This is the story of the FBI's price fixing investigation of Archer Daniels MIdland, the so-called "Supermarket of the World." Investigators were first turned on to corporation's crimes by division president Mark Whitacre, who went on to record numerous incriminating conversations with ADM executives and competitors while wearing a wire. But although he helped the FBI build a solid case against the company over more than two years, it turned out that Whitacre wasn't exactly being honest with the government. Or the press. Or his family. Or anyone. Meanwhile, within the justice department there was so much political maneuvering going on between departments to make Boss Tweed nauseous. The Informant is currently being made into a motion picture by director Steven Soderbergh starring Matt Damon as Whitacre. HIghly recommended.

How I Learned to Cook, editied by Kimberly Witherspoon and Peter Meehan
This collection of essays features 40 well-known chefs telling tales of their formative years in the food trade. The list of authors is a who's who of the restaurant world, including Mario Batali, Daniel Boulud, Anthony Bourdain, and Eric Ripert. There are a few too many tales of tyrannical yet wise mentoring French chefs, though Boulud and Ripert do manage to spin their yarns well. An enjoyable book for anyone who loves to cook.

To make my goal of 52 books, I will now need to read 46 books in 26 weeks.

Jun 17, 2008

As 2008 approaches its halfway point, that whole "52 Books, 52 Weeks" New Years Resoultion is looking pretty sad. As regular readers may recall, up to this point I've managed to finish exactly two books for the year and none since March. It's a shameful total, to be sure, and perhaps provides support to the recent claim in The Atlantic that the internet is making us stupid. (See Nicholas Carr, "Is Google Making Us Stupid?," The Atlantic Monthly, July/August 2008.)

The numerous unfinished books (Atonement, How I Learned to Cook, A Long Way Down) strewn about my apartment right now is a testament to my shrinking attention span. And while some might find solace in the fact that they manage to read Entertainment Weekly from cover to cover every single week, it just makes me all the more ashamed.

Well, amidst this colossal failure I'm happy to report that I finished not one but TWO books yesterday.

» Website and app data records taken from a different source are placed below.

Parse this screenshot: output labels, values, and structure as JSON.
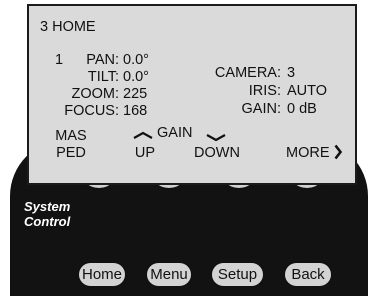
{
  "screen": {
    "title": "3 HOME",
    "channel": "1",
    "readouts": [
      {
        "label": "PAN:",
        "value": "0.0°"
      },
      {
        "label": "TILT:",
        "value": "0.0°"
      },
      {
        "label": "ZOOM:",
        "value": "225"
      },
      {
        "label": "FOCUS:",
        "value": "168"
      }
    ],
    "camera_params": [
      {
        "label": "CAMERA:",
        "value": "3"
      },
      {
        "label": "IRIS:",
        "value": "AUTO"
      },
      {
        "label": "GAIN:",
        "value": "0 dB"
      }
    ],
    "softkeys": {
      "mas_ped_top": "MAS",
      "mas_ped_bottom": "PED",
      "gain_label": "GAIN",
      "up": "UP",
      "down": "DOWN",
      "more": "MORE"
    }
  },
  "panel": {
    "brand_line1": "System",
    "brand_line2": "Control",
    "buttons": [
      "Home",
      "Menu",
      "Setup",
      "Back"
    ]
  },
  "icons": {
    "gain_up": "chevron-up-icon",
    "gain_down": "chevron-down-icon",
    "more": "chevron-right-icon"
  }
}
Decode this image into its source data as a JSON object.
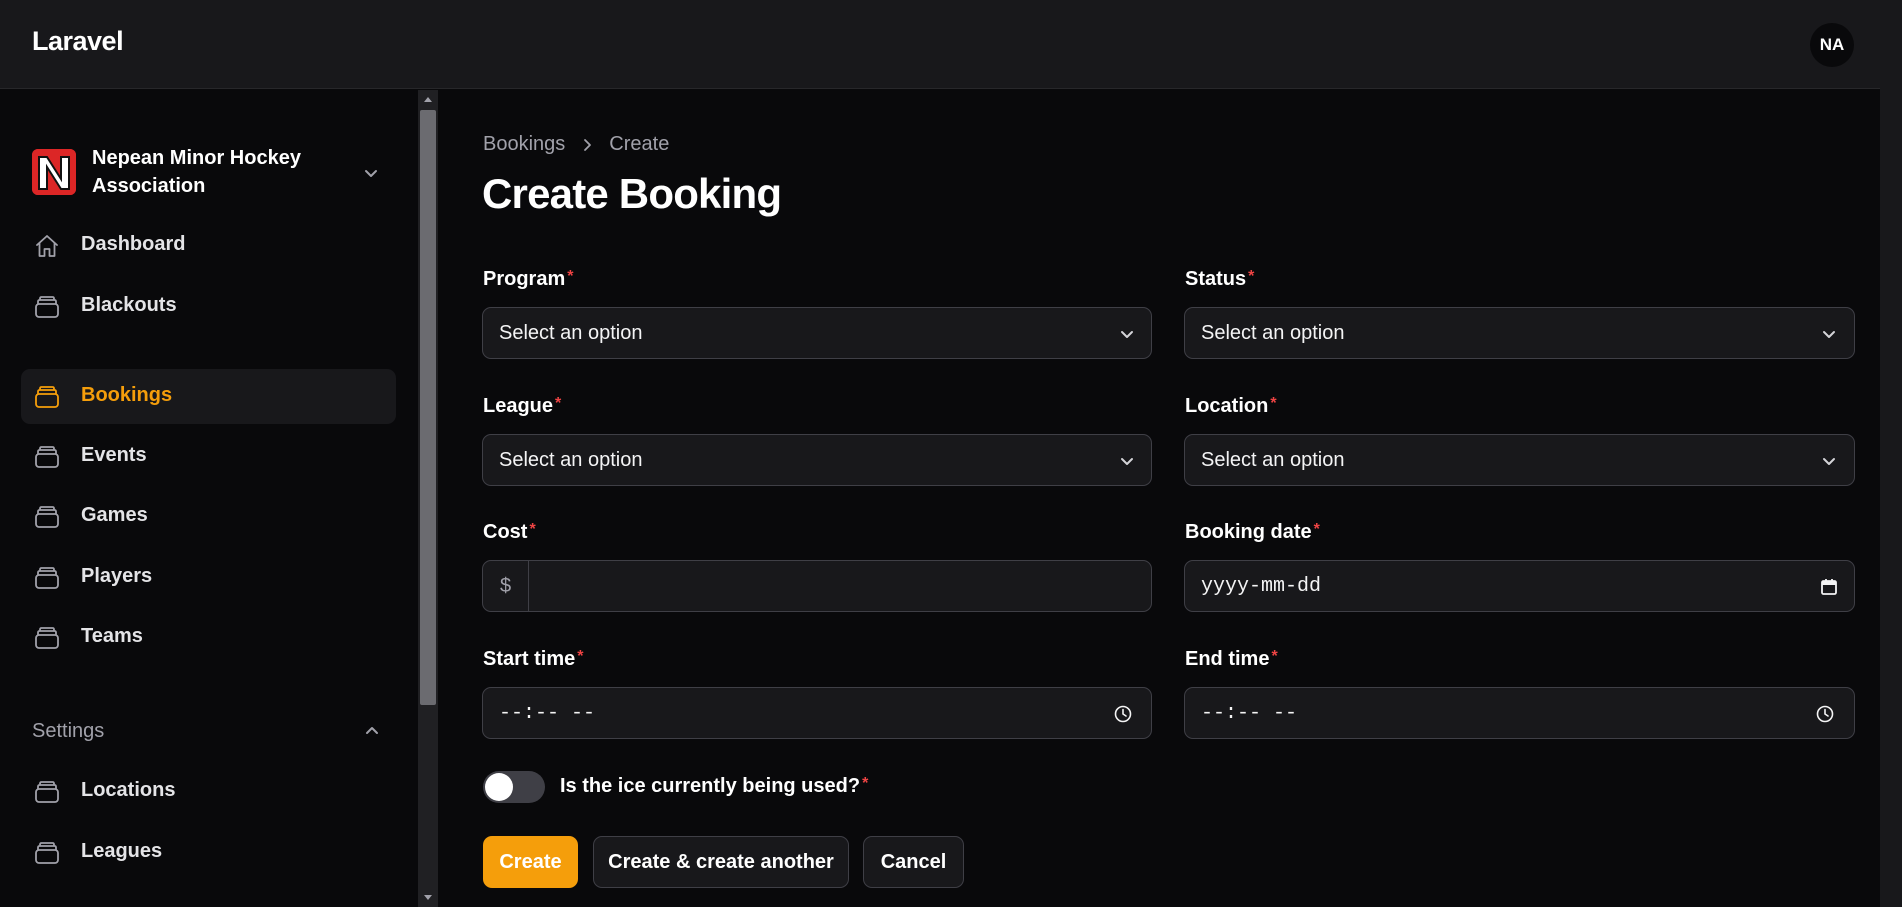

The Camel Club by David Baldacci was a pretty pedestrian mass market political thriller. I'm not sure there was a single believable character or line of dialogue in the entire book, but Baldacci did execute the action sequences in the second half of the novel quite well. I seem to have grown tired of these kinds of pulpy thriller in recent years, a development I suspect is due in part to raised expectations for crime stories brought on by HBO's excellent procedural series, "The Wire." Which is why my next crime novel will be one by Richard Price, a staff writer on the series.

The Hamburger: A History by Josh Ozersky is a quick read, clocking in at under 140 pages, but it provides an enjoyable history of our favorite sandwich, focusing mainly on the rise of fast food hamburger chains in post-war America. Interestingly, the two biggest pioneers in the world of assembly-line burgers, McDonald's and White Castle, are the only two chains to have resisted buyouts from larger conglomerates and remain staunchly independent to this day (though each has taken a vastly different route from the other since their inceptions).

It's probably no small coincidence that I managed to double my reading output for the year in a single day right after I cancelled my cable television. So, with 2008 now in its 25th week: 4 down, 48 to go!